When Illinois parents of young children end their marriage, they need to create consistent rules between their households. Children need this degree of stability after the upheaval of a divorce. Before sitting down to discuss these rules, parents should think about what they are willing to compromise on and what rules they can be flexible about. Older children may want to join this meeting and give some input into what the rules should be.
There are resources that can help parents reach an agreement. Family law courts, attorneys and therapists may all have recommendations for parenting classes. These classes may impress upon a reluctant parent the dangers of inconsistent rules between households. Such classes might also establish parenting norms. Another option is a mediator who can help talk parents through their conflict to reach an agreement.
If parents are unable to reach a compromise, they might need to take the matter before a judge.
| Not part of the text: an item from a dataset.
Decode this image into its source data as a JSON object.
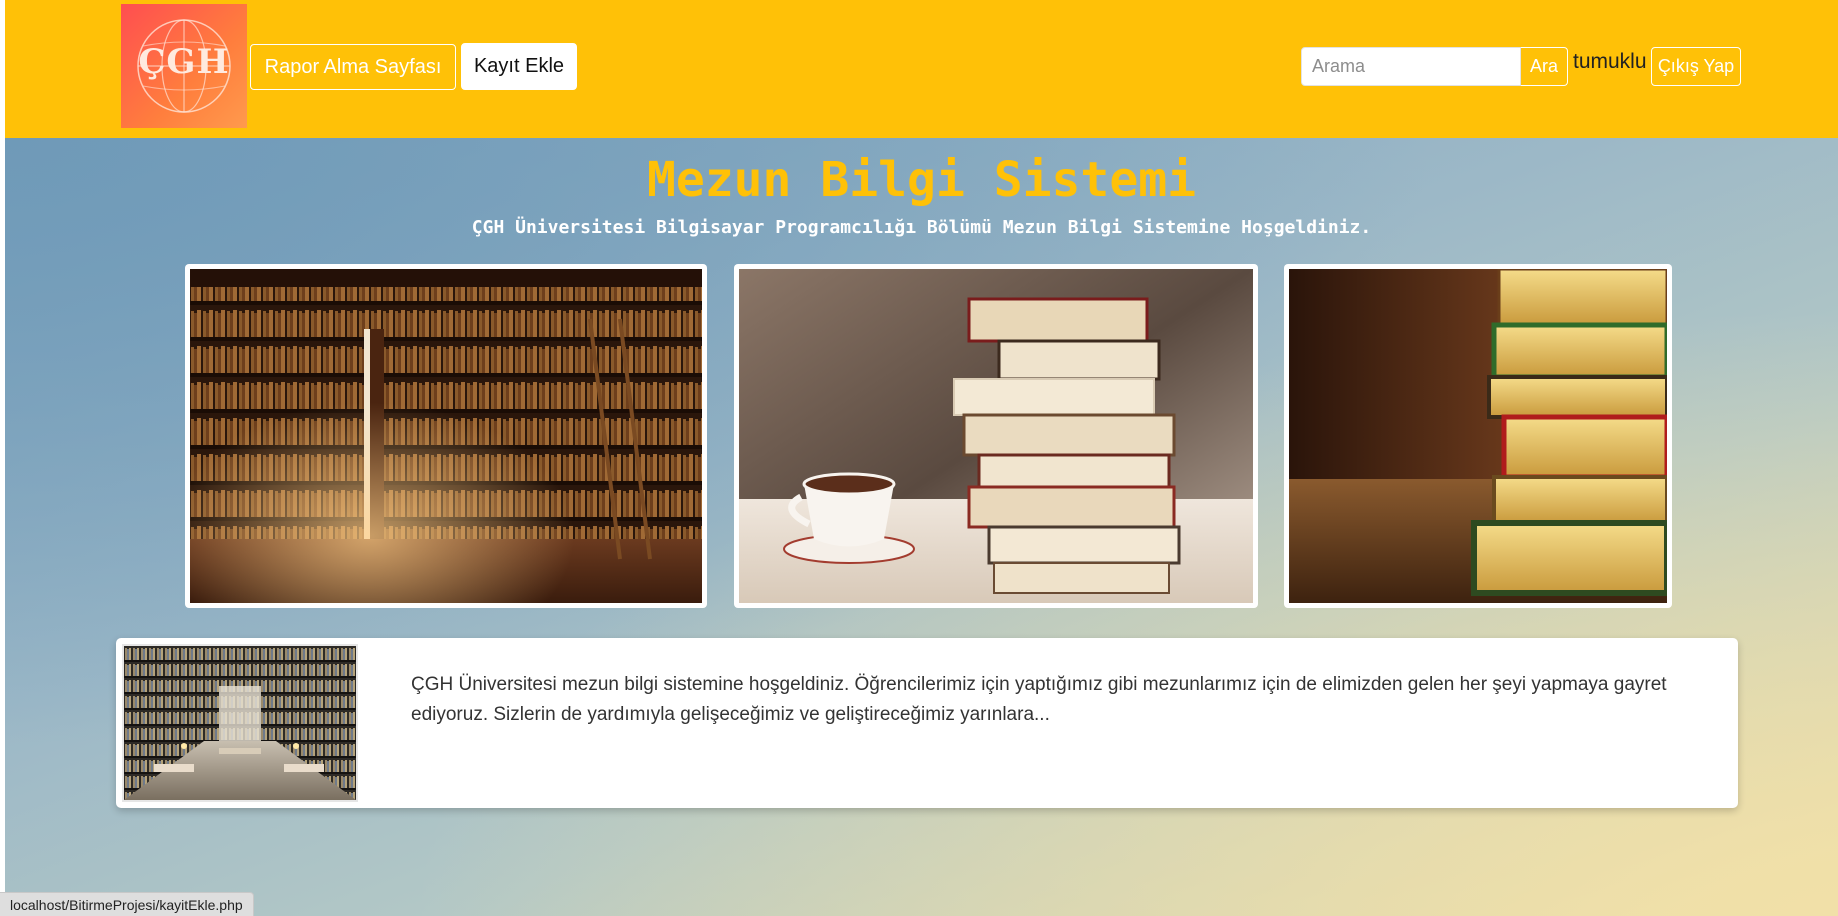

The disadvantage here is that once parents return to court, they have far less control of the situation. The judge might make a decision that neither parent is happy with. Therefore, it is generally best for parents to work with one another to create a parenting agreement with consistent rules.
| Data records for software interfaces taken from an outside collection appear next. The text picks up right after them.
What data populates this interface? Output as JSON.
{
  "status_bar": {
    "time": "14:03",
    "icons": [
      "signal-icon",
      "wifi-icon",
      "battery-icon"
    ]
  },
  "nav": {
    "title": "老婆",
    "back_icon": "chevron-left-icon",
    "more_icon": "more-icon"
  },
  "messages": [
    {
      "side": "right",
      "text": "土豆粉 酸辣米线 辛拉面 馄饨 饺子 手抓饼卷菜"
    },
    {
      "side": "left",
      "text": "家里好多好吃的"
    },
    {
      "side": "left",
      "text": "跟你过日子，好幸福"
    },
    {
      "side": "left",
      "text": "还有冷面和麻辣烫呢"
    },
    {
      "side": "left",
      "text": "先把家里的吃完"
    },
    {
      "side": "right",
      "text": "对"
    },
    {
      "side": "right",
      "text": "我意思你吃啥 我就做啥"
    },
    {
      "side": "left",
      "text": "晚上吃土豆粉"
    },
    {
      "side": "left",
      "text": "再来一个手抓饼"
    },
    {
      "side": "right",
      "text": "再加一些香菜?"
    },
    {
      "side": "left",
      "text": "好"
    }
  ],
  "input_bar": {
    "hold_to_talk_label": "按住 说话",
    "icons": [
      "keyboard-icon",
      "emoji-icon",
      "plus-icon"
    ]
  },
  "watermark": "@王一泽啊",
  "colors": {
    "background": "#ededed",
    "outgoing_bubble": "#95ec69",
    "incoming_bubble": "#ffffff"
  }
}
Parents will also have a choice to negotiate child custody and visitation or have a judge do so. Letting this decision go to litigation holds the same risks as letting a judge decide about other parenting issues. Parents may be happier with an arrangement for custody and visitation that they work out themselves. A parent who decides to fight for sole custody should keep in mind that usually, children benefit from spending time with both parents. Parents might want to discuss serious issues affecting custody, such as domestic abuse, with an attorney to determine how to proceed.